The Phantom Drophead Coup is what it should be: The best machine this marque has brought forth in decades and one of the most finely crafted automobiles in the world. For what it costs, there’s no excuse for it being anything but. Commoners will dismiss this 5800-pound convertible as too big, too thirsty, too irrelevant, and too egregiously expensive for words. But that’s okay. They’re not Rolls-Royce’s target customers anyway. The latter, many who fit into that UHNWI category, are proud of their accomplishments, and few are shy about displaying their wealth. The fact that this new model is sold out through 2008 supports this.
What the Drophead Coup, along with the Phantom sedan, accomplishes best, however, is to bring a sense of occasion back to owning, driving, or riding in a Rolls-Royce.
Surprise & delight: This Phantom has tricks to spare
Cars in this strata need special touches to set them apart from the rest.
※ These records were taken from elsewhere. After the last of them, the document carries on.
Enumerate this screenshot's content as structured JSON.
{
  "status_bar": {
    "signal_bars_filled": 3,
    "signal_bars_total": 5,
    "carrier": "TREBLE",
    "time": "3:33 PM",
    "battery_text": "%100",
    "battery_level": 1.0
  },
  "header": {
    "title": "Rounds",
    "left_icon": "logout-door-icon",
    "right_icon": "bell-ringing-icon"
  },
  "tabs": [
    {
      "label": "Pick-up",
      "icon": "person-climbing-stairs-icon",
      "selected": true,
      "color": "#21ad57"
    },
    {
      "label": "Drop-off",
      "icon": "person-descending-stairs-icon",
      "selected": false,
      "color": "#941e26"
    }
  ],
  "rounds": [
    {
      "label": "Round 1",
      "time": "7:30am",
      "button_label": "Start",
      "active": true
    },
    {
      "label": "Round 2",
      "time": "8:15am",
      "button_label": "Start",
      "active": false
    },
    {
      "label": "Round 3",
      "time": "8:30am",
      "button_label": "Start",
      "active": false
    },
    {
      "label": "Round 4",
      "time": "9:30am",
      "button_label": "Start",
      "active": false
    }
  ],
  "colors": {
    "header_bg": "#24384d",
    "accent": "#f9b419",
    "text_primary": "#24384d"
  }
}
Here are the Phantom DHC’s Top Five:
|2008 Rolls-Royce Phantom Drophead Coup|
|Vehicle layout||Front engine, RWD, 4-pass, 2-door convertible|
|Engine||6.7L/453-hp/531-lb-ft DOHC 48-valve V-12|
|Curb weight||5800 lb (mfr)|
|Length x width x height||220.8 x 78.2 x 62.2 in|
|0-60 mph||5.6 sec (mfr est)|
|EPA city/hwy fuel econ||Not yet rated|
|On sale in U.S.||Aug-07|